San Francisco plans to name the streets of a development on the land formerly occupied by Candlestick Park after some of the city’s most prominent sports figures, and Montana says he wants “Joe Montana Drive” to also honor the wide receiver who caught the 49ers legend’s most famous pass.
“I would like to share this,” Montana said at the two-hour event at San Francisco’s City Hall. “I would ask that you change this to Montana-Clark Drive.”
Montana and Clark hooked up for the winning touchdown in the 1981 NFC Championship Game against the Dallas Cowboys. Clark’s leaping grab in the back of the end zone is remembered simply as “The Catch” and was one of several memorable sports moments at the 49ers’ former stadium.
The site where Candlestick Park once stood is being converted into a mixed-use development project complete with streets named after some of the greats who played there, which was also the home of MLB’s San Francisco Giants.
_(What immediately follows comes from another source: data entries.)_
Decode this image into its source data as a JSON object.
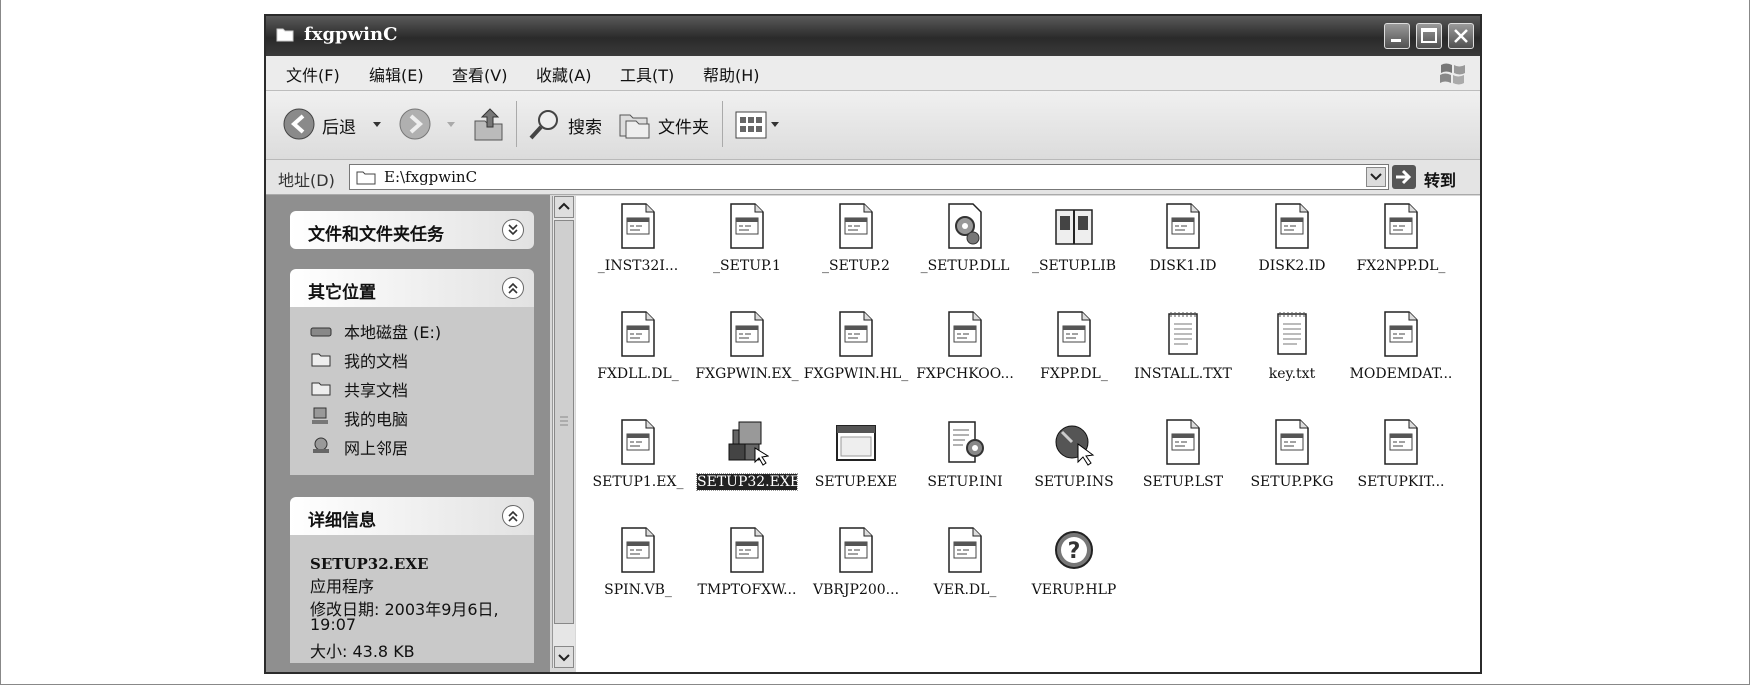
{
  "window": {
    "title": "fxgpwinC"
  },
  "menu": [
    "文件(F)",
    "编辑(E)",
    "查看(V)",
    "收藏(A)",
    "工具(T)",
    "帮助(H)"
  ],
  "toolbar": {
    "back_label": "后退",
    "search_label": "搜索",
    "folders_label": "文件夹"
  },
  "address": {
    "label": "地址(D)",
    "value": "E:\\fxgpwinC",
    "go_label": "转到"
  },
  "panels": {
    "tasks_title": "文件和文件夹任务",
    "places_title": "其它位置",
    "places": [
      {
        "label": "本地磁盘 (E:)",
        "icon": "drive-icon"
      },
      {
        "label": "我的文档",
        "icon": "documents-icon"
      },
      {
        "label": "共享文档",
        "icon": "shared-folder-icon"
      },
      {
        "label": "我的电脑",
        "icon": "computer-icon"
      },
      {
        "label": "网上邻居",
        "icon": "network-icon"
      }
    ],
    "details_title": "详细信息",
    "details": {
      "name": "SETUP32.EXE",
      "type": "应用程序",
      "modified_label": "修改日期: 2003年9月6日,",
      "modified_time": "19:07",
      "size": "大小: 43.8 KB"
    }
  },
  "files": [
    {
      "name": "_INST32I...",
      "icon": "generic-file-icon"
    },
    {
      "name": "_SETUP.1",
      "icon": "generic-file-icon"
    },
    {
      "name": "_SETUP.2",
      "icon": "generic-file-icon"
    },
    {
      "name": "_SETUP.DLL",
      "icon": "dll-gear-icon"
    },
    {
      "name": "_SETUP.LIB",
      "icon": "library-book-icon"
    },
    {
      "name": "DISK1.ID",
      "icon": "generic-file-icon"
    },
    {
      "name": "DISK2.ID",
      "icon": "generic-file-icon"
    },
    {
      "name": "FX2NPP.DL_",
      "icon": "generic-file-icon"
    },
    {
      "name": "FXDLL.DL_",
      "icon": "generic-file-icon"
    },
    {
      "name": "FXGPWIN.EX_",
      "icon": "generic-file-icon"
    },
    {
      "name": "FXGPWIN.HL_",
      "icon": "generic-file-icon"
    },
    {
      "name": "FXPCHKOO...",
      "icon": "generic-file-icon"
    },
    {
      "name": "FXPP.DL_",
      "icon": "generic-file-icon"
    },
    {
      "name": "INSTALL.TXT",
      "icon": "text-file-icon"
    },
    {
      "name": "key.txt",
      "icon": "text-file-icon"
    },
    {
      "name": "MODEMDAT...",
      "icon": "generic-file-icon"
    },
    {
      "name": "SETUP1.EX_",
      "icon": "generic-file-icon"
    },
    {
      "name": "SETUP32.EXE",
      "icon": "installer-icon",
      "selected": true
    },
    {
      "name": "SETUP.EXE",
      "icon": "app-window-icon"
    },
    {
      "name": "SETUP.INI",
      "icon": "ini-settings-icon"
    },
    {
      "name": "SETUP.INS",
      "icon": "ins-script-icon"
    },
    {
      "name": "SETUP.LST",
      "icon": "generic-file-icon"
    },
    {
      "name": "SETUP.PKG",
      "icon": "generic-file-icon"
    },
    {
      "name": "SETUPKIT...",
      "icon": "generic-file-icon"
    },
    {
      "name": "SPIN.VB_",
      "icon": "generic-file-icon"
    },
    {
      "name": "TMPTOFXW...",
      "icon": "generic-file-icon"
    },
    {
      "name": "VBRJP200...",
      "icon": "generic-file-icon"
    },
    {
      "name": "VER.DL_",
      "icon": "generic-file-icon"
    },
    {
      "name": "VERUP.HLP",
      "icon": "help-icon"
    }
  ]
}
Montana says he wants “to honor my very special friend.” Clark, whose No. 87 has been retired by the 49ers, announced last month he has amyotrophic lateral sclerosis (ALS), a disease that attacks cells that control muscles.
“We’re all in this together, and we’ll find ways to win,” Montana said of the team’s old mantra. “…On and off the field, everybody tried to help everybody else in any way they possibly could.”
An image of The Catch will be featured in a public mural at the development project.
Among the other former 49ers who will have streets named for them: defensive back Ronnie Lott, longtime owner Edward J. DeBartolo, receiver Jerry Rice and coach Bill Walsh, who died in 2007. His sign, Bill Walsh Street, was presented to his widow, Geri.
“These names will honor the history of the ‘stick, and recognize some of the amazing athletes who’ve called the city home,” San Francisco Mayor Ed Lee said of the plans to recognize the city’s sports stars on a 7,000-home master planned development, the city’s largest such project in more than a century.
“When these families move into the neighborhood they’ll be living on streets bearing the names of some of San Francisco’s most cherished athletes and executives,” Lee said.
Former Giants players — Willie Mays, Juan Marichal, Orlando Cepeda and Barry Bonds — also will have streets in their honor. Willie McCovey will have a park named after him. McCovey’s 231 home runs at Candlestick Park were the most by any batter in a stadium infamous for its blustery wind.
“I enjoyed Candlestick. I was one of the few players who enjoyed playing there,” McCovey said.
Carmen Policy, the longtime 49ers executive and DeBartolo’s right-hand man, will also get a street, Carmen Policy Avenue.
“I always figured if I got something named after me, it would be Carmen Policy Alley, where you put your garbage,” Policy jokingly said. “To have it actually say Avenue — it’s pretty special.”
The 49ers, who won five Super Bowls during their days at Candlestick, moved to Levi’s Stadium in Santa Clara in 2014. The Giants moved to AT&T Park in 2000, where they have since won three World Series titles.